“In all honestly, I never knew what that man did to me was so wrong til now.”
~ 8th Grade Girl
I encourage you (and every parent) to have the discussion with your daughter about consent and sexual abuse and ask her whether she’s ever been sexually assaulted.
2. She medicated her pain in unhealthy ways.
This is the second thing I tell students that encourages them to report: “When you don’t report, you’re not getting counseling to deal with a very traumatic event, which could lead you to medicate your pain in very unhealthy ways. This results in you giving the person who violated you in the past the power to continue to harm your future.”
“When you said that sex was usually medication. I know that is what happened to me.
I was hurt because of my father abandoning me soon after he molested me.
Soon after that I began to have sex.”
~High School Junior
The young lady who was in my class obviously medicated her pain in unhealthy ways. She struggled with self-harm, substance abuse and drinking, and she’s only 13!
If your daughter has participated in any of these activities, or any other at-risk behavior, please know there is an underlying reason why she’s doing those things. And it’s very possible a previous sexual assault could be the reason.
3. She felt alone.
I think one of the biggest deterrents of girls reporting their sexual abuse is due to shame, as well as the belief that they are the only one who has been abused/assaulted. Once they realize how common it is, they seem to feel much better and less alone.
“Seeing how many girls raised their hands really touched me as I realized I wasn’t the only one.”
~ 8th Grade Girl
Girls appear much more open to talking about, and even reporting, their sexual assault when they realize others may be able to relate to what they have experienced.
Sexual assault is nothing new unfortunately. So, I recognize many who read this email may have experienced it as well.
If you have been sexually assaulted in the past and discover your daughter has too, it would be helpful if you would share your experience with her.
And please seek professional counseling! For yourselves individually and as a family.
As difficult as this topic is to discuss, I pray this post will encourage you to open the lines of communication with your daughter, so she’ll feel safe and comfortable coming to you if God forbid, she ever needs to report an assault.
“I know plenty of girls that have been raped years ago and they are now telling
their parents that they have been raped after hearing you speak.”
~ 8th Grade Girl
I truly believe there is no one more qualified to serve as a “mandated reporter” than a young lady’s own mother.

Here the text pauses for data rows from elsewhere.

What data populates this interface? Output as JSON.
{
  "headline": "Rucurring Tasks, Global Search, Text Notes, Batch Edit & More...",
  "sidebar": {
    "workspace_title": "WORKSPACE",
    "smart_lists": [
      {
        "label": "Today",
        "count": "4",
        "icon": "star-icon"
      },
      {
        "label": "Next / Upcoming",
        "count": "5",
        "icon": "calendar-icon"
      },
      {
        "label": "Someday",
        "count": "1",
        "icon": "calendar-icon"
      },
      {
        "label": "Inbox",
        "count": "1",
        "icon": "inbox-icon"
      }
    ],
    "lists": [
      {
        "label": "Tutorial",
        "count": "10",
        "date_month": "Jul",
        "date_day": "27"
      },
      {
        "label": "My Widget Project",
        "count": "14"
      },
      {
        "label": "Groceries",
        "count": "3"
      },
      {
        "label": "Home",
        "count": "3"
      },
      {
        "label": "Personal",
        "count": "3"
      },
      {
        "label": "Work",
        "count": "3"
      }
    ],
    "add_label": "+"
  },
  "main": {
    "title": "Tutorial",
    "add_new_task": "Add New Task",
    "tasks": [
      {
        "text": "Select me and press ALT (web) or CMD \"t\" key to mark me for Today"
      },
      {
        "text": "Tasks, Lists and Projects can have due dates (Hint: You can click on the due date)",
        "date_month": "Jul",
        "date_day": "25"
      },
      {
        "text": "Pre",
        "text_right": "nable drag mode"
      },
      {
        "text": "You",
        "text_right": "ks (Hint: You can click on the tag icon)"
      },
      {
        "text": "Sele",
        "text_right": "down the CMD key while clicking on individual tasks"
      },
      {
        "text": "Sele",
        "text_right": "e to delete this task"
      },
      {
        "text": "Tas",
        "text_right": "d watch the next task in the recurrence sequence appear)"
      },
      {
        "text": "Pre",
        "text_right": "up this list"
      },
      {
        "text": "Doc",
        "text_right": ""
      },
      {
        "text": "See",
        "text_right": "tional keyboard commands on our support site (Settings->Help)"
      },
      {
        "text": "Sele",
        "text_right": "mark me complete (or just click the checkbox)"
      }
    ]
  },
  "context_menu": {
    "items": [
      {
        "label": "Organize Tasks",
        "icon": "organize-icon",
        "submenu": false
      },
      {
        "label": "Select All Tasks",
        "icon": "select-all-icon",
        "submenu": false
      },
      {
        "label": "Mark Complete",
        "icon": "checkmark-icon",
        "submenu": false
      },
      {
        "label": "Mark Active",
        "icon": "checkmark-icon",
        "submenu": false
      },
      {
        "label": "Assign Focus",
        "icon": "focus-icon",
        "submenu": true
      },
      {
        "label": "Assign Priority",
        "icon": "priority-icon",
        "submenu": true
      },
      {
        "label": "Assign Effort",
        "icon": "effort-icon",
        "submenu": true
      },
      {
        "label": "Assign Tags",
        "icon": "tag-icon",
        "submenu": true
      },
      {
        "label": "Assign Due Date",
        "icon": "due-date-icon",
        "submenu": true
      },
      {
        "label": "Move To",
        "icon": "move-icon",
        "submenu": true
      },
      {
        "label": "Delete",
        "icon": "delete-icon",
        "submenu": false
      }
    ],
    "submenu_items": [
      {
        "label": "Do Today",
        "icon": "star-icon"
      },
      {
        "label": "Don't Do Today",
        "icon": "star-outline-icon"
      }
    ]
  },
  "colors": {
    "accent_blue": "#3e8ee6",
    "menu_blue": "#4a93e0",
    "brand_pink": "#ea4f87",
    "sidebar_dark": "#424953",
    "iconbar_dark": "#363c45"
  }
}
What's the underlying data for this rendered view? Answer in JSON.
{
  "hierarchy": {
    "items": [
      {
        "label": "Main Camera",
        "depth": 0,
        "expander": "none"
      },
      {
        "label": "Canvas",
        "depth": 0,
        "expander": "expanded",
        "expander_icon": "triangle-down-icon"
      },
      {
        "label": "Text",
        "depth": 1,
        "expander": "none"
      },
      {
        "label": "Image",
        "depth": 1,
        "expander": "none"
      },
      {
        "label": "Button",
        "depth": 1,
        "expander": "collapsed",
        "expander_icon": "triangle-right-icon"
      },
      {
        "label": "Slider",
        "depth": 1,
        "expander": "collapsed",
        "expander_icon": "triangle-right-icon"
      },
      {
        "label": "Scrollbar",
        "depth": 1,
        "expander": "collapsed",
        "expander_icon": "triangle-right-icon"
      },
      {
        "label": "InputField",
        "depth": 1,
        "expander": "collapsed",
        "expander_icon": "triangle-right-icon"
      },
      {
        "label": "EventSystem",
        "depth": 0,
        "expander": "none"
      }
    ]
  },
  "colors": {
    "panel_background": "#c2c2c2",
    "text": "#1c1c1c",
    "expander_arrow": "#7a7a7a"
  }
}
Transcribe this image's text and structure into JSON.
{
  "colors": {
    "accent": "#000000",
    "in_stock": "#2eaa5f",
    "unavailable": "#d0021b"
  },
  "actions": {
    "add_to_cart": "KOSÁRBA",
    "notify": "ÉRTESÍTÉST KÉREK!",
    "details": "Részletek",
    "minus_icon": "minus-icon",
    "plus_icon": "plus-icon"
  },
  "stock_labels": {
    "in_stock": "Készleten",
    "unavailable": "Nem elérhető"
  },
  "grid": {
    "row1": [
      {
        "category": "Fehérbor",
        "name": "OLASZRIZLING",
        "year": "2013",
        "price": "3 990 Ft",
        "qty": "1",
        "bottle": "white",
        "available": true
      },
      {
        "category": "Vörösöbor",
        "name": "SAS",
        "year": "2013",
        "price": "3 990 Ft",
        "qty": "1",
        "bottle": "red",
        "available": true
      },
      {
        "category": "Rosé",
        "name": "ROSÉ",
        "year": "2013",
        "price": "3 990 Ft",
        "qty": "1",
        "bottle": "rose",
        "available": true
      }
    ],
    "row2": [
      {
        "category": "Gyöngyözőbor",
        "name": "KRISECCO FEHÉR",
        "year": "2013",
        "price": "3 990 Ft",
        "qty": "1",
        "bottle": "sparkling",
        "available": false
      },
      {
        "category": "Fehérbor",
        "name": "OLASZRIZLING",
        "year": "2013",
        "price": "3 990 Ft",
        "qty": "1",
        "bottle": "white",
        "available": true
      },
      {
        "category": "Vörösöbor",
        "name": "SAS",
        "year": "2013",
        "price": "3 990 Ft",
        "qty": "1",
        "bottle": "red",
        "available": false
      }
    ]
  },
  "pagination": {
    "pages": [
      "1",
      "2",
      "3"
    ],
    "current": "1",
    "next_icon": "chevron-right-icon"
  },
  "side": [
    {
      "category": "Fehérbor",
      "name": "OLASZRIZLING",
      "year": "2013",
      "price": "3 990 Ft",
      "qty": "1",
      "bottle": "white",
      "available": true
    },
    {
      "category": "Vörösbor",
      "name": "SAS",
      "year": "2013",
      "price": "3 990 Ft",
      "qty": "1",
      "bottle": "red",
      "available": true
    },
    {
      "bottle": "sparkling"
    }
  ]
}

P.S. I wish I never had to ask teen girls in my audiences if they know someone who’s been sexually assaulted. I wish I didn’t have to watch middle and high school girls desperately fight back tears every time I get to the consent/sexual assault portion of my presentation. And I wish I didn’t have to report so many sexual assaults month after month, year after year. But that wouldn’t be reality. And that’s why I can’t NOT bring awareness to this issue!
Every parent of a teen girl needs to know sexual assault is more pervasive than they think. So PLEASE take the tips in this post and start talking to your teen daughter (and son), about consent and sexual assault TODAY!
P.P.S. And PLEASE share this post with every parent you know!